The cover story of the October 2012 issues of Texas Monthly focused over the battles being fought by the Board of Regents of both the University of Texas and to a lessor extent Texas A&M University against the administrations of those two schools. (Texas Monthly is a 40 year old publication that is something akin to The New Yorker for the state of Texas.) The author of the story is Paul Burka, one of the best political reporters in the state. If that sounds like a fairly minor distinction, keep in mind that during Burka's 30 year career, two Texans have ended up in the White House (George Bush and George W. Bush), three have made serious runs for their party's presidential nomination (John Connally, Phil Gramm, and Rick Perry), another made two serious independent runs for president (H. Ross Perot), another was the vice presidential nominee of his party (Lloyd Benson), and a dozen or so have served in the cabinet.

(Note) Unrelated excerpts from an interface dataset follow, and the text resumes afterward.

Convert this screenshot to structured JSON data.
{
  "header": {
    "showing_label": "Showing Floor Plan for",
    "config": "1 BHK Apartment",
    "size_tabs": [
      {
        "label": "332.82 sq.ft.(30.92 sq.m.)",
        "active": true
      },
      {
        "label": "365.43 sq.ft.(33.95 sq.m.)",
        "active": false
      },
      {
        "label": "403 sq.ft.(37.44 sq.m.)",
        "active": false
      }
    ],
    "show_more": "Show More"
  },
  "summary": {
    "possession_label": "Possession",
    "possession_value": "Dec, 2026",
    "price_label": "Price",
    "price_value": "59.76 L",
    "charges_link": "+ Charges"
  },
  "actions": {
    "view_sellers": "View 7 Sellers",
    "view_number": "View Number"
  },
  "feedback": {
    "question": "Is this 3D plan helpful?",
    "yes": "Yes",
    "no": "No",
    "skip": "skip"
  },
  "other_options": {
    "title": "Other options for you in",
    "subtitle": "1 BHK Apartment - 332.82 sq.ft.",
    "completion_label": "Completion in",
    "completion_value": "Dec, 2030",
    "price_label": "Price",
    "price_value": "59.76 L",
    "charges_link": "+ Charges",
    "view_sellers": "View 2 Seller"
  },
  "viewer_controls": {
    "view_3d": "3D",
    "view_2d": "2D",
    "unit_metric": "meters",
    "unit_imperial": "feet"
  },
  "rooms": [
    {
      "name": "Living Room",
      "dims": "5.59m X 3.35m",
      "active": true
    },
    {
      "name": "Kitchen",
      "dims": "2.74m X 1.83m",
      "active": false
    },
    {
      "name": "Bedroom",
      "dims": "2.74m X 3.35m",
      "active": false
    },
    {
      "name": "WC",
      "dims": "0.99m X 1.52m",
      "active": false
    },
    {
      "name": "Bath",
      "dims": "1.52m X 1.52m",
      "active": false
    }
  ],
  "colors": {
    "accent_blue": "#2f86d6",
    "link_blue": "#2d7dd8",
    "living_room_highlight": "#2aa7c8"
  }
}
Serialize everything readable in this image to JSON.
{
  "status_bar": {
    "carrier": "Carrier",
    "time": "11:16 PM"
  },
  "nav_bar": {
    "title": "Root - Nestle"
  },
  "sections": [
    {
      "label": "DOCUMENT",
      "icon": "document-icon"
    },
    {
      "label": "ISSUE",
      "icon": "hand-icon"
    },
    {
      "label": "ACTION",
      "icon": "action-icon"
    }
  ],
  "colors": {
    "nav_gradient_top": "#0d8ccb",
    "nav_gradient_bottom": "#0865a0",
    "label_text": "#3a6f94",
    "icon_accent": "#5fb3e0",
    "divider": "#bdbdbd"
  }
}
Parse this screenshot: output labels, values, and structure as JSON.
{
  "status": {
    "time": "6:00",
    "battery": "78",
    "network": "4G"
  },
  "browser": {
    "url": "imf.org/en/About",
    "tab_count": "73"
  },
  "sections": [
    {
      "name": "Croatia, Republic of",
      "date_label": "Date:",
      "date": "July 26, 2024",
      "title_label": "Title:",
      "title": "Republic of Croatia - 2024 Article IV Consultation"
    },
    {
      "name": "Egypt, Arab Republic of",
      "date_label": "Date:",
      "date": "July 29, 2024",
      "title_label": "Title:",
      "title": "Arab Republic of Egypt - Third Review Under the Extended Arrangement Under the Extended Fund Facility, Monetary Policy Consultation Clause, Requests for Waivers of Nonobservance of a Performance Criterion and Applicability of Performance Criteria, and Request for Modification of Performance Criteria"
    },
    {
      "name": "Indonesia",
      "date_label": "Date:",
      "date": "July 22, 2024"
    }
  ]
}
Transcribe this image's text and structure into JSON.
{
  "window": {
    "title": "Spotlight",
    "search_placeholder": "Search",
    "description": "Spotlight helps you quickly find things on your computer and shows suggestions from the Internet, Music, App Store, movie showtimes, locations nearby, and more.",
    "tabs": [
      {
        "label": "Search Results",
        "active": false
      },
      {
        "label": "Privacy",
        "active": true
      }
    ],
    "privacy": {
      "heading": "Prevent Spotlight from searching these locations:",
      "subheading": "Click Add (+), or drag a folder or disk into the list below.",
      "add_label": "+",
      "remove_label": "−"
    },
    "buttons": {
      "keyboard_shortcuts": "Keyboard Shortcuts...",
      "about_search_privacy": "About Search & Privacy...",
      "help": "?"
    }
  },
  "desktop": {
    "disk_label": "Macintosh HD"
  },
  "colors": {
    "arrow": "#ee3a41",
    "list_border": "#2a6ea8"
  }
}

The article "Storming the Ivory Tower" concentrates on the efforts of Governor Rick Perry and his appointed regents to change how big universities operate. A series of conservative reformers want to stem the cost of tuition, and develop degree programs that depend less on research driven faculty and more on marketplace forces, using part-time instructors. The need to stem skyrocketing tuition is legitimate, but in the case of Texas, Perry is one of the people most responsible for this huge growth when he pushed the state legislature to allow each school to set its own rates. That move backfired. The major schools in the state increased their tuition rates as fast as they could and the minor ones kept them as low as possible. Since then Perry has been pushing for a degree that will only cost $10,000. This goal is reasonable, but one that ignores the very real issue of inflation. One of the very few schools that has managed to put together that type of cost structure is Texas A&M University--Commerce (where I once taught).
Other parts of the reform project are more problematic. The use of on-line instruction, part-time instructors and market driven needs sounds nice if you are trying to develop responsive vocational schools, not leading universities on a national scale. It also seems more relevant for law and business schools rather than liberal arts programs. In theory, these new communication technologies could be cost saving devices, but there are a lot real world problems with that theory. Many of these issues have been discussed on previous postings on this blog. I also feel that the reformers are focusing are missing some really important issues, since they are coming at this from outside the profession.
Normally, I like to reprint articles from media outlets that scholars do not regularly consult. Not this time. While Texas Monthly is not a magazine that regularly addresses issues of higher education, this article is a long, long read and it is probably best if interested readers go to the Texas Monthly website. It is also balanced, giving both sides their due. In addition, it is a good and entertaining read, which is not surprising given Burka's long career.
In a little postscript, in the blog that Burka runs he notes that the "Battle for UT" is hardly over as the Board is trying to get the president of the university removed.
One final word, whatever happens in Texas, more of these type of confrontations are coming unless academics do a better job of confronting their own professional shortcomings.